Count III of the Galveston Indictment charged Benefield with possession with intent to distribute marijuana in violation of 21 U.S.C. Sec. 841(a)(1), and alleged that the offense occurred on September 23, 1986
Defendant Benefield is charged solely in the conspiracy count (Count I) of this four-count indictment. Only co-defendant Troy Paul Crumbley is named in all four counts
In Bonner v. City of Prichard, 661 F.2d 1206, 1209-11 (11th Cir.1981) (en banc), the Eleventh Circuit adopted as precedent the decisions of the Fifth Circuit rendered prior to October 1, 1981, and in Stein v. Reynolds Securities, Inc., 667 F.2d 33, 34 (11th Cir.1982), adopted all Unit B decisions of the Fifth Circuit
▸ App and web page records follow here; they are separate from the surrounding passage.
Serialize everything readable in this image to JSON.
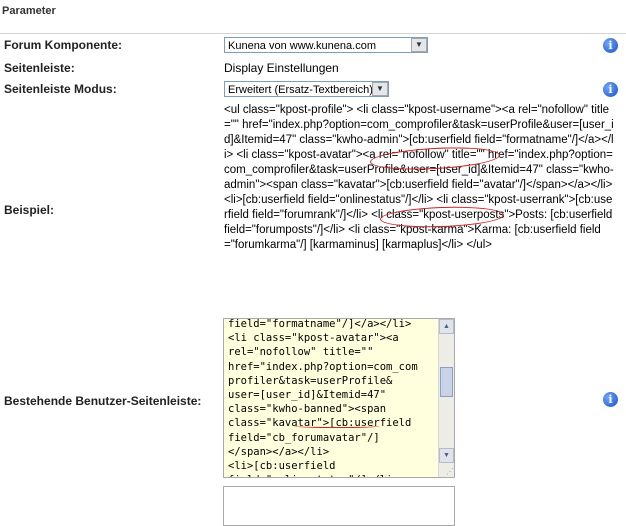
{
  "header": {
    "title": "Parameter"
  },
  "forum": {
    "label": "Forum Komponente:",
    "selected": "Kunena von www.kunena.com"
  },
  "sidebar": {
    "label": "Seitenleiste:",
    "value": "Display Einstellungen"
  },
  "sidebar_mode": {
    "label": "Seitenleiste Modus:",
    "selected": "Erweitert (Ersatz-Textbereich)"
  },
  "example": {
    "label": "Beispiel:",
    "text": "<ul class=\"kpost-profile\"> <li class=\"kpost-username\"><a rel=\"nofollow\" title=\"\" href=\"index.php?option=com_comprofiler&task=userProfile&user=[user_id]&Itemid=47\" class=\"kwho-admin\">[cb:userfield field=\"formatname\"/]</a></li> <li class=\"kpost-avatar\"><a rel=\"nofollow\" title=\"\" href=\"index.php?option=com_comprofiler&task=userProfile&user=[user_id]&Itemid=47\" class=\"kwho-admin\"><span class=\"kavatar\">[cb:userfield field=\"avatar\"/]</span></a></li> <li>[cb:userfield field=\"onlinestatus\"/]</li> <li class=\"kpost-userrank\">[cb:userfield field=\"forumrank\"/]</li> <li class=\"kpost-userposts\">Posts: [cb:userfield field=\"forumposts\"/]</li> <li class=\"kpost-karma\">Karma: [cb:userfield field=\"forumkarma\"/] [karmaminus] [karmaplus]</li> </ul>"
  },
  "existing": {
    "label": "Bestehende Benutzer-Seitenleiste:",
    "text": "field=\"formatname\"/]</a></li>\n<li class=\"kpost-avatar\"><a\nrel=\"nofollow\" title=\"\"\nhref=\"index.php?option=com_com\nprofiler&task=userProfile&\nuser=[user_id]&Itemid=47\"\nclass=\"kwho-banned\"><span\nclass=\"kavatar\">[cb:userfield\nfield=\"cb_forumavatar\"/]\n</span></a></li>\n<li>[cb:userfield\nfield=\"onlinestatus\"/]</li>"
  },
  "icons": {
    "info": "info-icon"
  },
  "colors": {
    "info_icon": "#1a4fc4",
    "textarea_bg": "#ffffdd",
    "annotation": "#cc2222"
  }
}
The claim in Atkins arose in a post-conviction challenge following a plea of guilty to the second indictment. The procedural holding of Atkins has been undermined by the decision of the Supreme Court in United States v. Broce, --- U.S. ----, 109 S.Ct. 757, 102 L.Ed.2d 927 (1989), which restricted post-conviction collateral review of a double jeopardy claim to the face of the indictment. We believe, however, that the analysis in Atkins of the merits of the double jeopardy question remains viable and is persuasive precedent
A similar issue arose in United States v. Dunn, 775 F.2d 604 (5th Cir.1985), where an indictment filed in Austin, Texas, charged the defendant with a conspiracy covering the period from July 23, 1980, and continuing until the defendant's arrest on November 9, 1980. Following his conviction on that charge, the defendant was indicted again in San Antonio, Texas, with a similar conspiracy beginning early in 1979 and continuing until April, 1983. After the defendant filed a motion to dismiss the second indictment as barred by double jeopardy, the government superseded the San Antonio indictment and notably limited the charge to a period running from November 14, 1980, and continuing until June 3, 1982. The superseding indictment named the defendant in overt acts which allegedly took place after his arrest on November 8, 1980, in Austin. The Fifth Circuit reviewed the time differential as one factor in the analysis, observing that an individual's participation in a conspiracy ends when he is arrested for that conspiracy, and that his participation in an "old" conspiracy following his arrest becomes a "new" offense for purposes of double jeopardy. Id. at 607, citing United States v. Stricklin, 591 F.2d at 1121 n. 2
The Magistrate's analysis founders, we believe, on this issue. He considered the Galveston Indictment to be much narrower in scope than the Atlanta Indictment--which it surely was--and then he concluded that this observation supported a finding of two separate conspiracies. However, merely because the government first charged only a portion of an overall scheme does not thereby defeat the application of the double jeopardy clause. See Loyd, 743 F.2d at 1563 (where narrower first conspiracy in Palm Beach County terminated around August 4, 1981, while second conspiracy in Dade, Broward and Palm Beach Counties encompassed events beginning some unknown time prior to June 1977 and continuing until February 1982, and where both included an agreement to possess with intent to distribute contraband, second conspiracy barred by double jeopardy concerns). Indeed, Benefield told the agents in Texas that he could handle all of the marijuana that they could furnish. This statement intensifies the appearance of a single, long-term conspiracy wherein the defendant and Stuckey allegedly acted as the basic source of supply for Crumbley and his Atlanta organization